An inclusive culture starts at the top. Small business leaders should lead by example, promoting open dialogue, and actively seeking feedback to ensure all employees feel heard and valued. Consider:

  • Regular training on unconscious bias for all employees, including upper management.
  • Creating Employee Resource Groups (ERGs): While you might not have the scale for multiple ERGs, even one dedicated group for diversity and inclusion can provide a safe space for minoritized employees to share experiences and insights.

Small Yet Mighty: Celebrating Cultural Moments

Here’s where small businesses can really shine. Celebrate various cultural moments and histories across the year, not just the well-known ones. For instance, instead of only recognizing Black History Month, why not also celebrate events like Indigenous Peoples’ Day or International Day of Persons with Disabilities? This not only educates your team but also shows a deep level of commitment and respect for diverse cultures and experiences.

Advantages of Being Small

One significant advantage small businesses have over tech giants like Meta is agility. You can quickly pivot strategies, implement new policies, and personally ensure that every team member feels included and valued. It’s also easier to foster a family-like atmosphere where everyone’s voice can be heard, and contributions are recognized on an individual level.

In Summary

Adopting inclusive hiring practices isn’t just the right thing to do; it’s a smart business strategy. It broadens your talent pool, fosters innovation, and reflects a world increasingly aware of the value of diversity. In the journey toward a more inclusive hiring process, small businesses have the unique advantage of being agile and closely knit, allowing them to implement and sustain these practices with greater ease and authenticity, compared to the cumbersome machinery of larger companies.

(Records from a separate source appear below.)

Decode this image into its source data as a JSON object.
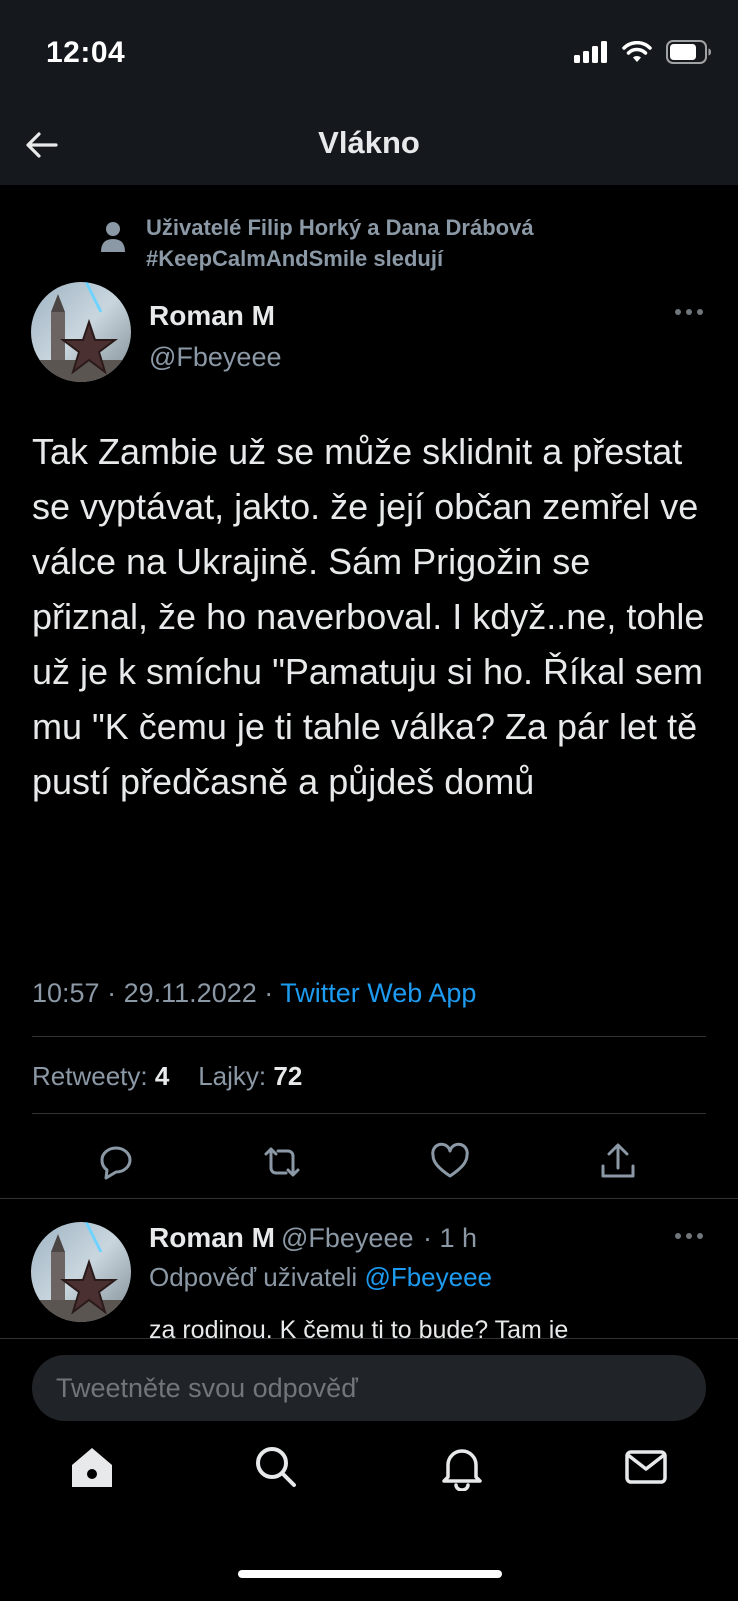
{
  "status_bar": {
    "time": "12:04",
    "icons": [
      "signal-icon",
      "wifi-icon",
      "battery-icon"
    ]
  },
  "header": {
    "title": "Vlákno",
    "back_icon": "arrow-left-icon"
  },
  "social_context": {
    "text": "Uživatelé Filip Horký a Dana Drábová #KeepCalmAndSmile sledují",
    "icon": "person-icon"
  },
  "tweet": {
    "author_name": "Roman M",
    "author_handle": "@Fbeyeee",
    "text": "Tak Zambie už se může sklidnit a přestat se vyptávat, jakto. že její občan zemřel ve válce na Ukrajině. Sám Prigožin se přiznal, že ho naverboval. I když..ne, tohle už je k smíchu \"Pamatuju si ho. Říkal sem mu \"K čemu je ti tahle válka? Za pár let tě pustí předčasně a půjdeš domů",
    "time": "10:57",
    "date": "29.11.2022",
    "separator": "·",
    "source": "Twitter Web App",
    "retweets_label": "Retweety:",
    "retweets_count": "4",
    "likes_label": "Lajky:",
    "likes_count": "72"
  },
  "reply": {
    "author_name": "Roman M",
    "author_handle": "@Fbeyeee",
    "time": "· 1 h",
    "reply_to_label": "Odpověď uživateli",
    "reply_to_handle": "@Fbeyeee",
    "text": "za rodinou. K čemu ti to bude? Tam je"
  },
  "composer": {
    "placeholder": "Tweetněte svou odpověď"
  },
  "tabbar": [
    "home-icon",
    "search-icon",
    "notifications-icon",
    "messages-icon"
  ],
  "colors": {
    "accent": "#1d9bf0",
    "background": "#000000",
    "header_bg": "#15181c",
    "secondary_text": "#8b98a5"
  }
}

By re-evaluating job requirements, creating partnerships for internships, and nurturing an inclusive company culture, small businesses can make tremendous strides towards diversity and inclusion. Remember, it’s not about the size of your team but the depth of your commitment to making inclusion a reality. Let’s lead the charge, one small business at a time.

Alex